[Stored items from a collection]
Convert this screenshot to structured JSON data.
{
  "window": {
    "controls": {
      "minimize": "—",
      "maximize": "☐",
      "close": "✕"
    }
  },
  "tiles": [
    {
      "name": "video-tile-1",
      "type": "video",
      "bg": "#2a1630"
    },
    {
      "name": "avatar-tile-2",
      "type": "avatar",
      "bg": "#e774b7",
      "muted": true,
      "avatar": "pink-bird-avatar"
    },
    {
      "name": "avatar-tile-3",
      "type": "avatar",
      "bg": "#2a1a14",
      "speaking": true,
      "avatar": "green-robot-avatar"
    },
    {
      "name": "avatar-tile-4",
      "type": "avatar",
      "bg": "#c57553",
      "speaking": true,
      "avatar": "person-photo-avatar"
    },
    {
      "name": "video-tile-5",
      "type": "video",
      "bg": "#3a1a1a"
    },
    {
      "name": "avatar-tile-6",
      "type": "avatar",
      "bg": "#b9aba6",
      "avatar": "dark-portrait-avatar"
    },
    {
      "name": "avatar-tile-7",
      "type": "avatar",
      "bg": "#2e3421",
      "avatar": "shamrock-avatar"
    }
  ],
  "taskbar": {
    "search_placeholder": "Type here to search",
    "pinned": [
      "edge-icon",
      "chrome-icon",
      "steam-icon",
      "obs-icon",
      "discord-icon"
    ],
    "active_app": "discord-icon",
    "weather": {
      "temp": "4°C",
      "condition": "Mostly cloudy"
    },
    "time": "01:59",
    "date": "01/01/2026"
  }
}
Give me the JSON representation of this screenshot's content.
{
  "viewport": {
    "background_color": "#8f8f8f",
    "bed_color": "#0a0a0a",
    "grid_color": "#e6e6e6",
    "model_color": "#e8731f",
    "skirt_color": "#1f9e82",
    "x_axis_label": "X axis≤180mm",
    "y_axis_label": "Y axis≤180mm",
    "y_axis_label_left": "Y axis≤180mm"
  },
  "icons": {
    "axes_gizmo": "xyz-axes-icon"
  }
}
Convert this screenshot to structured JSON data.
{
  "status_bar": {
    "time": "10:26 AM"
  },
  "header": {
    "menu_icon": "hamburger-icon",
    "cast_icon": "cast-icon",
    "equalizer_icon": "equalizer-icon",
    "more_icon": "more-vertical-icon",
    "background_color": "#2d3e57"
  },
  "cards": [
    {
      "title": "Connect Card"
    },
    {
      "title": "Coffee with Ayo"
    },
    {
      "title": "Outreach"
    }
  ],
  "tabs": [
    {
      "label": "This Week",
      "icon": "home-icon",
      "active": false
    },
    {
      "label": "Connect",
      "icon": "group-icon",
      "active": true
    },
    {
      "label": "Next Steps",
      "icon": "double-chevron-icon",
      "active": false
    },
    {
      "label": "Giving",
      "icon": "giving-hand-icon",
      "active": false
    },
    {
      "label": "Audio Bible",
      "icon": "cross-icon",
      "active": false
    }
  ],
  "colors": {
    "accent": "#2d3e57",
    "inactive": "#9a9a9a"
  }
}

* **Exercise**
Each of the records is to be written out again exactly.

* **Task result**
Convert this screenshot to structured JSON data.
{
  "window": {
    "controls": {
      "minimize": "—",
      "maximize": "☐",
      "close": "✕"
    }
  },
  "tiles": [
    {
      "name": "video-tile-1",
      "type": "video",
      "bg": "#2a1630"
    },
    {
      "name": "avatar-tile-2",
      "type": "avatar",
      "bg": "#e774b7",
      "muted": true,
      "avatar": "pink-bird-avatar"
    },
    {
      "name": "avatar-tile-3",
      "type": "avatar",
      "bg": "#2a1a14",
      "speaking": true,
      "avatar": "green-robot-avatar"
    },
    {
      "name": "avatar-tile-4",
      "type": "avatar",
      "bg": "#c57553",
      "speaking": true,
      "avatar": "person-photo-avatar"
    },
    {
      "name": "video-tile-5",
      "type": "video",
      "bg": "#3a1a1a"
    },
    {
      "name": "avatar-tile-6",
      "type": "avatar",
      "bg": "#b9aba6",
      "avatar": "dark-portrait-avatar"
    },
    {
      "name": "avatar-tile-7",
      "type": "avatar",
      "bg": "#2e3421",
      "avatar": "shamrock-avatar"
    }
  ],
  "taskbar": {
    "search_placeholder": "Type here to search",
    "pinned": [
      "edge-icon",
      "chrome-icon",
      "steam-icon",
      "obs-icon",
      "discord-icon"
    ],
    "active_app": "discord-icon",
    "weather": {
      "temp": "4°C",
      "condition": "Mostly cloudy"
    },
    "time": "01:59",
    "date": "01/01/2026"
  }
}
Give me the JSON representation of this screenshot's content.
{
  "viewport": {
    "background_color": "#8f8f8f",
    "bed_color": "#0a0a0a",
    "grid_color": "#e6e6e6",
    "model_color": "#e8731f",
    "skirt_color": "#1f9e82",
    "x_axis_label": "X axis≤180mm",
    "y_axis_label": "Y axis≤180mm",
    "y_axis_label_left": "Y axis≤180mm"
  },
  "icons": {
    "axes_gizmo": "xyz-axes-icon"
  }
}
Convert this screenshot to structured JSON data.
{
  "status_bar": {
    "time": "10:26 AM"
  },
  "header": {
    "menu_icon": "hamburger-icon",
    "cast_icon": "cast-icon",
    "equalizer_icon": "equalizer-icon",
    "more_icon": "more-vertical-icon",
    "background_color": "#2d3e57"
  },
  "cards": [
    {
      "title": "Connect Card"
    },
    {
      "title": "Coffee with Ayo"
    },
    {
      "title": "Outreach"
    }
  ],
  "tabs": [
    {
      "label": "This Week",
      "icon": "home-icon",
      "active": false
    },
    {
      "label": "Connect",
      "icon": "group-icon",
      "active": true
    },
    {
      "label": "Next Steps",
      "icon": "double-chevron-icon",
      "active": false
    },
    {
      "label": "Giving",
      "icon": "giving-hand-icon",
      "active": false
    },
    {
      "label": "Audio Bible",
      "icon": "cross-icon",
      "active": false
    }
  ],
  "colors": {
    "accent": "#2d3e57",
    "inactive": "#9a9a9a"
  }
}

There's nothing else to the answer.